Look through the data below and return each line where "precondition" appears.

Data records for software interfaces:

========================================================================

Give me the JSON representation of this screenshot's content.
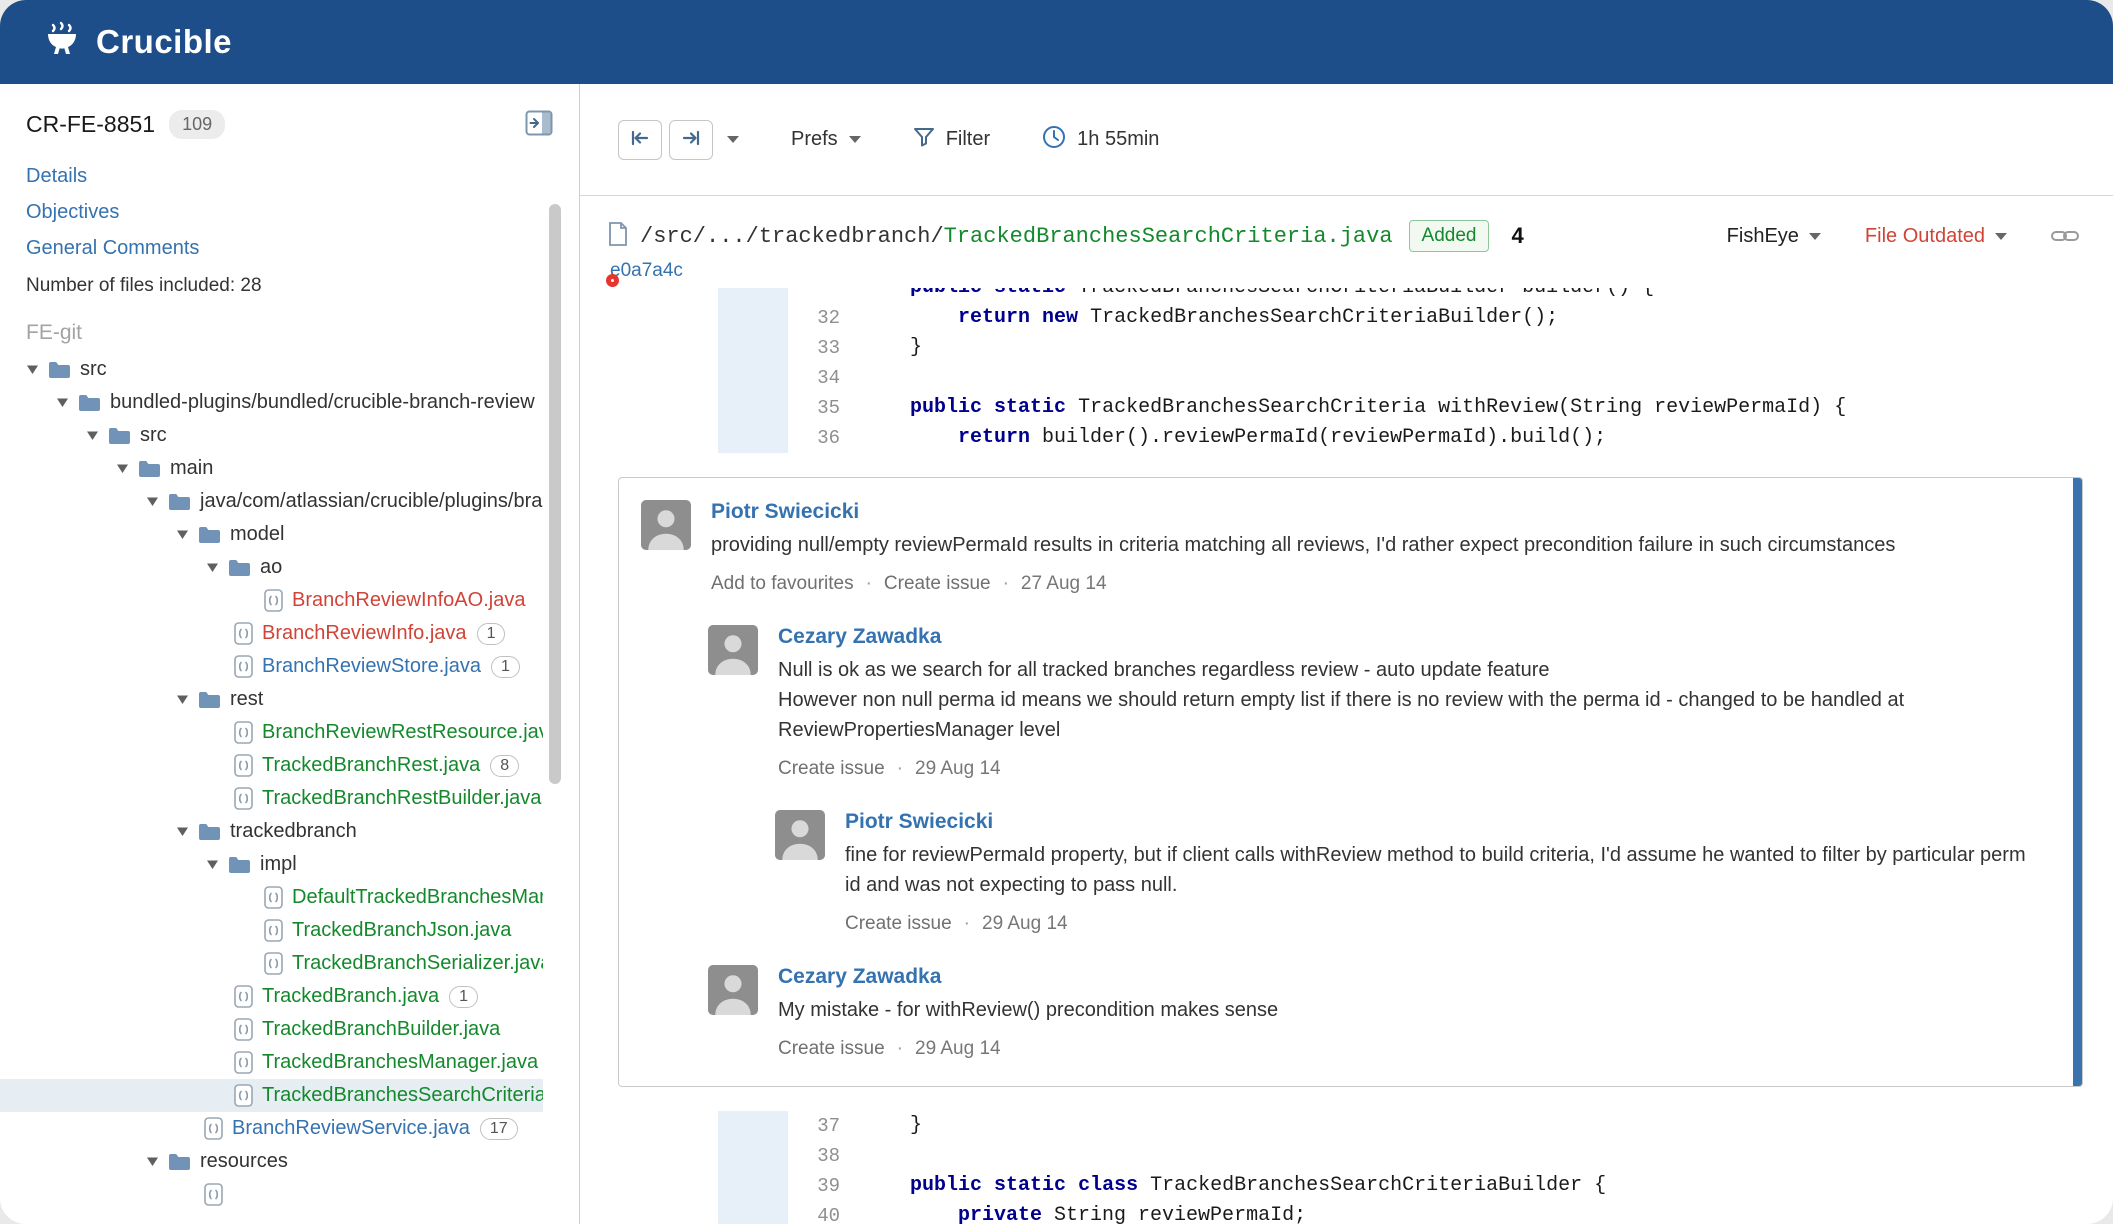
{
  "app": {
    "brand": "Crucible"
  },
  "colors": {
    "header_blue": "#1d4e8a",
    "link_blue": "#3572b0",
    "added_green": "#14892c",
    "alert_red": "#d04437",
    "keyword_blue": "#00008f",
    "unread_indicator_blue": "#3b73af"
  },
  "sidebar": {
    "review_id": "CR-FE-8851",
    "review_count": "109",
    "links": [
      "Details",
      "Objectives",
      "General Comments"
    ],
    "files_included": "Number of files included: 28",
    "repo_label": "FE-git",
    "tree": [
      {
        "type": "folder",
        "label": "src",
        "depth": 0
      },
      {
        "type": "folder",
        "label": "bundled-plugins/bundled/crucible-branch-review",
        "depth": 1
      },
      {
        "type": "folder",
        "label": "src",
        "depth": 2
      },
      {
        "type": "folder",
        "label": "main",
        "depth": 3
      },
      {
        "type": "folder",
        "label": "java/com/atlassian/crucible/plugins/branch",
        "depth": 4
      },
      {
        "type": "folder",
        "label": "model",
        "depth": 5
      },
      {
        "type": "folder",
        "label": "ao",
        "depth": 6
      },
      {
        "type": "file",
        "label": "BranchReviewInfoAO.java",
        "depth": 7,
        "color": "red"
      },
      {
        "type": "file",
        "label": "BranchReviewInfo.java",
        "depth": 6,
        "color": "red",
        "badge": "1"
      },
      {
        "type": "file",
        "label": "BranchReviewStore.java",
        "depth": 6,
        "color": "blue",
        "badge": "1"
      },
      {
        "type": "folder",
        "label": "rest",
        "depth": 5
      },
      {
        "type": "file",
        "label": "BranchReviewRestResource.java",
        "depth": 6,
        "color": "green"
      },
      {
        "type": "file",
        "label": "TrackedBranchRest.java",
        "depth": 6,
        "color": "green",
        "badge": "8"
      },
      {
        "type": "file",
        "label": "TrackedBranchRestBuilder.java",
        "depth": 6,
        "color": "green"
      },
      {
        "type": "folder",
        "label": "trackedbranch",
        "depth": 5
      },
      {
        "type": "folder",
        "label": "impl",
        "depth": 6
      },
      {
        "type": "file",
        "label": "DefaultTrackedBranchesManager.java",
        "depth": 7,
        "color": "green"
      },
      {
        "type": "file",
        "label": "TrackedBranchJson.java",
        "depth": 7,
        "color": "green"
      },
      {
        "type": "file",
        "label": "TrackedBranchSerializer.java",
        "depth": 7,
        "color": "green"
      },
      {
        "type": "file",
        "label": "TrackedBranch.java",
        "depth": 6,
        "color": "green",
        "badge": "1"
      },
      {
        "type": "file",
        "label": "TrackedBranchBuilder.java",
        "depth": 6,
        "color": "green"
      },
      {
        "type": "file",
        "label": "TrackedBranchesManager.java",
        "depth": 6,
        "color": "green"
      },
      {
        "type": "file",
        "label": "TrackedBranchesSearchCriteria.java",
        "depth": 6,
        "color": "green",
        "selected": true
      },
      {
        "type": "file",
        "label": "BranchReviewService.java",
        "depth": 5,
        "color": "blue",
        "badge": "17"
      },
      {
        "type": "folder",
        "label": "resources",
        "depth": 4
      },
      {
        "type": "file",
        "label": "",
        "depth": 5,
        "color": "green"
      }
    ]
  },
  "toolbar": {
    "prefs_label": "Prefs",
    "filter_label": "Filter",
    "time_label": "1h 55min"
  },
  "file_header": {
    "path_prefix": "/src/.../trackedbranch/",
    "file_name": "TrackedBranchesSearchCriteria.java",
    "status": "Added",
    "comment_count": "4",
    "fisheye_label": "FishEye",
    "outdated_label": "File Outdated",
    "revision": "e0a7a4c"
  },
  "diff": {
    "block1": {
      "partial_top": [
        [
          "p",
          "    "
        ],
        [
          "k",
          "public"
        ],
        [
          "p",
          " "
        ],
        [
          "k",
          "static"
        ],
        [
          "p",
          " TrackedBranchesSearchCriteriaBuilder builder() {"
        ]
      ],
      "lines": [
        {
          "num": "32",
          "tokens": [
            [
              "p",
              "        "
            ],
            [
              "k",
              "return"
            ],
            [
              "p",
              " "
            ],
            [
              "k",
              "new"
            ],
            [
              "p",
              " TrackedBranchesSearchCriteriaBuilder();"
            ]
          ]
        },
        {
          "num": "33",
          "tokens": [
            [
              "p",
              "    }"
            ]
          ]
        },
        {
          "num": "34",
          "tokens": []
        },
        {
          "num": "35",
          "tokens": [
            [
              "p",
              "    "
            ],
            [
              "k",
              "public"
            ],
            [
              "p",
              " "
            ],
            [
              "k",
              "static"
            ],
            [
              "p",
              " TrackedBranchesSearchCriteria withReview(String reviewPermaId) {"
            ]
          ]
        },
        {
          "num": "36",
          "tokens": [
            [
              "p",
              "        "
            ],
            [
              "k",
              "return"
            ],
            [
              "p",
              " builder().reviewPermaId(reviewPermaId).build();"
            ]
          ]
        }
      ]
    },
    "block2": {
      "lines": [
        {
          "num": "37",
          "tokens": [
            [
              "p",
              "    }"
            ]
          ]
        },
        {
          "num": "38",
          "tokens": []
        },
        {
          "num": "39",
          "tokens": [
            [
              "p",
              "    "
            ],
            [
              "k",
              "public"
            ],
            [
              "p",
              " "
            ],
            [
              "k",
              "static"
            ],
            [
              "p",
              " "
            ],
            [
              "k",
              "class"
            ],
            [
              "p",
              " TrackedBranchesSearchCriteriaBuilder {"
            ]
          ]
        },
        {
          "num": "40",
          "tokens": [
            [
              "p",
              "        "
            ],
            [
              "k",
              "private"
            ],
            [
              "p",
              " String reviewPermaId;"
            ]
          ]
        }
      ]
    }
  },
  "comments": [
    {
      "author": "Piotr Swiecicki",
      "depth": 0,
      "body": [
        "providing null/empty reviewPermaId results in criteria matching all reviews, I'd rather expect precondition failure in such circumstances"
      ],
      "actions": [
        "Add to favourites",
        "Create issue"
      ],
      "date": "27 Aug 14"
    },
    {
      "author": "Cezary Zawadka",
      "depth": 1,
      "body": [
        "Null is ok as we search for all tracked branches regardless review - auto update feature",
        "However non null perma id means we should return empty list if there is no review with the perma id - changed to be handled at ReviewPropertiesManager level"
      ],
      "actions": [
        "Create issue"
      ],
      "date": "29 Aug 14"
    },
    {
      "author": "Piotr Swiecicki",
      "depth": 2,
      "body": [
        "fine for reviewPermaId property, but if client calls withReview method to build criteria, I'd assume he wanted to filter by particular perm id and was not expecting to pass null."
      ],
      "actions": [
        "Create issue"
      ],
      "date": "29 Aug 14"
    },
    {
      "author": "Cezary Zawadka",
      "depth": 1,
      "body": [
        "My mistake - for withReview() precondition makes sense"
      ],
      "actions": [
        "Create issue"
      ],
      "date": "29 Aug 14"
    }
  ]
}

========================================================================

* EXERCISE ANSWER
        "providing null/empty reviewPermaId results in criteria matching all reviews, I'd rather expect precondition failure in such circumstances"
        "My mistake - for withReview() precondition makes sense"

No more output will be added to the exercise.